_Record set_.
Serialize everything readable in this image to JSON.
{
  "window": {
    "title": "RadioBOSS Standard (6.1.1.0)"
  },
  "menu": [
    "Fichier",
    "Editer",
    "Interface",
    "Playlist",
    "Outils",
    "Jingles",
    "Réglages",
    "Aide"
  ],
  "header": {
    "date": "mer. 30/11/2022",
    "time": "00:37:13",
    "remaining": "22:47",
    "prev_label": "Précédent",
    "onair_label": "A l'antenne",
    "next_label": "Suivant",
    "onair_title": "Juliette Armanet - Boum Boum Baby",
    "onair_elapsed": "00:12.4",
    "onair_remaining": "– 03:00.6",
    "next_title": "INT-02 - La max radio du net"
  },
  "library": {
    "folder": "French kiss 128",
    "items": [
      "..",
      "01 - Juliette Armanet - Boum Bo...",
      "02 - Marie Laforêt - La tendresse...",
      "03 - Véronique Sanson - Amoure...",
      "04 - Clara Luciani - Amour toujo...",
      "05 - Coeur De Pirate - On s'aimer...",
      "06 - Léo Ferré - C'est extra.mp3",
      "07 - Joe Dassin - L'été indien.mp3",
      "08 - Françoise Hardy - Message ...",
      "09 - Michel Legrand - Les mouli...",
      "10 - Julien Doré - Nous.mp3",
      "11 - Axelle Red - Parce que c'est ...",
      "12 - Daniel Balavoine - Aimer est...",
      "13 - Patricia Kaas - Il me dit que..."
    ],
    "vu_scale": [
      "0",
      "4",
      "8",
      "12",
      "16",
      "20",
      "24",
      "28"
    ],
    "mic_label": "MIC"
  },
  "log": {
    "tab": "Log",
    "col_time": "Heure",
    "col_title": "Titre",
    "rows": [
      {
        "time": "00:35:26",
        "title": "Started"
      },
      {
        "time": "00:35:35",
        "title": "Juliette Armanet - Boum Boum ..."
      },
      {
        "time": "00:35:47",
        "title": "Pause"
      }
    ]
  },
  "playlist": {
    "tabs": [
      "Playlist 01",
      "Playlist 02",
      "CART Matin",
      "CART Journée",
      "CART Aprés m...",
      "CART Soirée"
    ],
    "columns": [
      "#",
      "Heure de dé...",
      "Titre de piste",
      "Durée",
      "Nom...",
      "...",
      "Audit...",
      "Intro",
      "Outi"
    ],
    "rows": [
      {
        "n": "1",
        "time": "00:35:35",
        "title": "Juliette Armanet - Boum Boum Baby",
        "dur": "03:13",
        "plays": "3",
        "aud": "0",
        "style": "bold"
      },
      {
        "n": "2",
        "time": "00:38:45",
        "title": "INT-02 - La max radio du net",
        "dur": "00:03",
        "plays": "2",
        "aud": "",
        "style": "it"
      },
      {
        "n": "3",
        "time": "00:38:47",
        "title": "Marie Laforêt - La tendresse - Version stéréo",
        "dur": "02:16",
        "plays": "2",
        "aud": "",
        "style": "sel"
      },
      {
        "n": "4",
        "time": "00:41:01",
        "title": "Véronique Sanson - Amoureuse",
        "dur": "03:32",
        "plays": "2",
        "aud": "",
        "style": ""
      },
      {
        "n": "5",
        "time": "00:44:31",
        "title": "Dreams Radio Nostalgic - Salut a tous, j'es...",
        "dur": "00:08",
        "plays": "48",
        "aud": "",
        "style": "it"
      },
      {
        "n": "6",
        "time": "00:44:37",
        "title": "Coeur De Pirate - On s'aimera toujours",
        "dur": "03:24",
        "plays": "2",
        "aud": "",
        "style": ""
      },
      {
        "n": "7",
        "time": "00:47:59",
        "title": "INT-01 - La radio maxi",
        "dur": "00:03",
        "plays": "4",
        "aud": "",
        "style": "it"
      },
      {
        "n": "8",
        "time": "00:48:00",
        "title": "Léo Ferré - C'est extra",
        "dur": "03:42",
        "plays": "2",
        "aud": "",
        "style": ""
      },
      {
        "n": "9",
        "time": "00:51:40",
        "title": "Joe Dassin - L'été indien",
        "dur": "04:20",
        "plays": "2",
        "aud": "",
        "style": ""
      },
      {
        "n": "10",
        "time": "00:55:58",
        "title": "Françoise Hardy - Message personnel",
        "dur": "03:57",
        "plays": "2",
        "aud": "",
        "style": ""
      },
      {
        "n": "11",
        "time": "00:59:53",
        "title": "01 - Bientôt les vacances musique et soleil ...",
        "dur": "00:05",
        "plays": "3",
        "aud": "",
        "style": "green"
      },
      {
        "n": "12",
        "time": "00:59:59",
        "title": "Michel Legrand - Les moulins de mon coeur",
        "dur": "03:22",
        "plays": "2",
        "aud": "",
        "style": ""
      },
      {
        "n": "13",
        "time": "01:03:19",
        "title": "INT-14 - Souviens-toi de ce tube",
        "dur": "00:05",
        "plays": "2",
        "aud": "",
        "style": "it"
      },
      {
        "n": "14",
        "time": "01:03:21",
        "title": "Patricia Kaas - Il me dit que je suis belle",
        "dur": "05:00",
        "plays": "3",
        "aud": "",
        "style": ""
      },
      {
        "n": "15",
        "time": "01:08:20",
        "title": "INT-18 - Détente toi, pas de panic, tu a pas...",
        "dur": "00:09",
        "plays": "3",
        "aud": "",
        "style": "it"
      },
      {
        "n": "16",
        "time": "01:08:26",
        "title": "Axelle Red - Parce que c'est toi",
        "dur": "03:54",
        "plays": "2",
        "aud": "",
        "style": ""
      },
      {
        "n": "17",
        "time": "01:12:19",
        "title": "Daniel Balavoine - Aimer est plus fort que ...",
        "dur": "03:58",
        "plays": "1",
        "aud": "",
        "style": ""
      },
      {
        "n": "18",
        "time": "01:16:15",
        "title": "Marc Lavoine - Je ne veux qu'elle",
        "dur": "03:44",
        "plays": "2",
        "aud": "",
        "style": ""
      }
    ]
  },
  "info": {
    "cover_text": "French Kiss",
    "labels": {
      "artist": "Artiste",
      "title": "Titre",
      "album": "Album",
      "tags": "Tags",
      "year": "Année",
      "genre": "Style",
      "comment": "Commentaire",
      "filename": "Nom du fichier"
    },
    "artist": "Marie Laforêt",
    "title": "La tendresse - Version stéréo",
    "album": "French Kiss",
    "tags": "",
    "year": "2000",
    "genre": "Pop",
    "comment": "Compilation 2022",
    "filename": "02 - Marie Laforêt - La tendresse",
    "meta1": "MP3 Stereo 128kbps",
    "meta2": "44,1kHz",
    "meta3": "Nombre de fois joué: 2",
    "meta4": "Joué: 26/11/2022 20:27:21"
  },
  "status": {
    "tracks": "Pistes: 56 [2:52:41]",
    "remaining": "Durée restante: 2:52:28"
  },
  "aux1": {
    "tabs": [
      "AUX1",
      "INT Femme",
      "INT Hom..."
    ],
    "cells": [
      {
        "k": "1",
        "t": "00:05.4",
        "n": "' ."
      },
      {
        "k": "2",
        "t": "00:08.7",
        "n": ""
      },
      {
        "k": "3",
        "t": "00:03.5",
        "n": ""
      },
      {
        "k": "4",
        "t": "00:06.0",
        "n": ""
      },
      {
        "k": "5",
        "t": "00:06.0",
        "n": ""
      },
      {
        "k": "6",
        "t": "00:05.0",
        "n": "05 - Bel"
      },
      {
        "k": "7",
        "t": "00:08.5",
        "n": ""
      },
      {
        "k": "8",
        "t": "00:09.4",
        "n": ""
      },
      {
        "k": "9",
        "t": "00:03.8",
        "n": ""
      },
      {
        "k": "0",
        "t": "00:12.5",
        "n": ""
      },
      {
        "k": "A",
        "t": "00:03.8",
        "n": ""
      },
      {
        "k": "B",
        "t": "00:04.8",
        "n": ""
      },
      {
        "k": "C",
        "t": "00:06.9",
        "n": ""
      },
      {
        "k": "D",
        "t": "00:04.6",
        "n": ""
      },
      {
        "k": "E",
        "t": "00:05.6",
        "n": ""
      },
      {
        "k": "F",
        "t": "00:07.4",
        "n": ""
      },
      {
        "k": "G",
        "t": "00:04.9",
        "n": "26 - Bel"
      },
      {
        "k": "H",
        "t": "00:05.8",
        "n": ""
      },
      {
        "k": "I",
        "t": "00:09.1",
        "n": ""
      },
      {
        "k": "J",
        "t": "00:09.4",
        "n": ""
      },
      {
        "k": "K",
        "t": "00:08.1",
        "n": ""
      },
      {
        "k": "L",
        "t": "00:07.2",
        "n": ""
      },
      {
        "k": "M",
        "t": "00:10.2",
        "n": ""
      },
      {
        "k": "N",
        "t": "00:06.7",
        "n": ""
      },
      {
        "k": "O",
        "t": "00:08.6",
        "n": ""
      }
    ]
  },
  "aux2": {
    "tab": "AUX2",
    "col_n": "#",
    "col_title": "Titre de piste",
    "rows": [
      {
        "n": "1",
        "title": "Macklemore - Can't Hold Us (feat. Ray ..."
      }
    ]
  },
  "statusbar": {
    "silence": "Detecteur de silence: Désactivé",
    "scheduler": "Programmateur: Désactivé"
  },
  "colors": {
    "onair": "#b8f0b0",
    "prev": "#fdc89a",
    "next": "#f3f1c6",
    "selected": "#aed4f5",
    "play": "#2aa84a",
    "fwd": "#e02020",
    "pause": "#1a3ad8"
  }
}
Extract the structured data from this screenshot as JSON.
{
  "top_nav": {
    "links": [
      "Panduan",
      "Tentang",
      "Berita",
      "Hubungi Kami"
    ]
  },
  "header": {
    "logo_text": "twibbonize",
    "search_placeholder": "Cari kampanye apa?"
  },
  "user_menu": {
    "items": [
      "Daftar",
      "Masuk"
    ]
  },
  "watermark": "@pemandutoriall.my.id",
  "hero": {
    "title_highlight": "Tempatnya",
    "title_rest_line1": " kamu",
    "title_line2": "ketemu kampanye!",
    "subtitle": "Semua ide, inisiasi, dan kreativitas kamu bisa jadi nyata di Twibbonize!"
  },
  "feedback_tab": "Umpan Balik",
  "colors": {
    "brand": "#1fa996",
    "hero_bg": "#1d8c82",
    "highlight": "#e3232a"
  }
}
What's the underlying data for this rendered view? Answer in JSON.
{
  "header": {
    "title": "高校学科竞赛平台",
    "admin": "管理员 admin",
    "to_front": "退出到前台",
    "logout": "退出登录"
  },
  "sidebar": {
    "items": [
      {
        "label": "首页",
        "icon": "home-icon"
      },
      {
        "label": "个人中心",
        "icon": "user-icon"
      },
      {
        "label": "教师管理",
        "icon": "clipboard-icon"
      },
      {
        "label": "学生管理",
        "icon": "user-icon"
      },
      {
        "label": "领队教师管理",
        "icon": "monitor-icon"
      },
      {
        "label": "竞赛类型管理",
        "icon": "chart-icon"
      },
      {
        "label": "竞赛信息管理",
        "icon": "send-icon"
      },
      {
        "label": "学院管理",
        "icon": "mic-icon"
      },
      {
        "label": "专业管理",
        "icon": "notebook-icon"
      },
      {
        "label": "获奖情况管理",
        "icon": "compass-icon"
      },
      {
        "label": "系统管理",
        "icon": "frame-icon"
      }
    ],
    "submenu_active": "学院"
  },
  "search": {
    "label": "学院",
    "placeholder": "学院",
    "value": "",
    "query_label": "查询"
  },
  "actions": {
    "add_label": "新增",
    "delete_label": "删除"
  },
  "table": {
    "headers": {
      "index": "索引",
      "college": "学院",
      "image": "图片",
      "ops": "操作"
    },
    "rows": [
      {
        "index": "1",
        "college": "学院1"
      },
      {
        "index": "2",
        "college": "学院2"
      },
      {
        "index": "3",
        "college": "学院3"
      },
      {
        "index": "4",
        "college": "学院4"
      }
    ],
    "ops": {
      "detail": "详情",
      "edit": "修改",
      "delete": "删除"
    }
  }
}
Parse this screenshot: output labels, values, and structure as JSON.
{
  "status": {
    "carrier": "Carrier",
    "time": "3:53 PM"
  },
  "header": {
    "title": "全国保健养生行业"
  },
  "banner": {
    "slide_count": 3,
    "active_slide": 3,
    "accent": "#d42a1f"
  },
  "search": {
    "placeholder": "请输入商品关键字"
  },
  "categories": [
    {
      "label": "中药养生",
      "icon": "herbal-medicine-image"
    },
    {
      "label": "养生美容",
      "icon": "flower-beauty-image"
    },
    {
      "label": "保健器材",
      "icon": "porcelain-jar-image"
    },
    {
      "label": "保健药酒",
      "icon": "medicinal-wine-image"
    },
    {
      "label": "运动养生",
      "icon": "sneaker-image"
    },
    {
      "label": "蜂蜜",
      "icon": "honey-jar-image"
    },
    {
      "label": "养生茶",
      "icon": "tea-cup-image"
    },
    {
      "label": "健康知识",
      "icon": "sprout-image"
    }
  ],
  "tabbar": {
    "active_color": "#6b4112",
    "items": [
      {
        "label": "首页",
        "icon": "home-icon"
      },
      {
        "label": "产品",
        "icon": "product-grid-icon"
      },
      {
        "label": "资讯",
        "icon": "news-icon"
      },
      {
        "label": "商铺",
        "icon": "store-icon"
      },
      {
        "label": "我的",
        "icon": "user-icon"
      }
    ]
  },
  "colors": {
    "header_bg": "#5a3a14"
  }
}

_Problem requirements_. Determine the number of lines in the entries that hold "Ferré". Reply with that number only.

_Task solution_. 2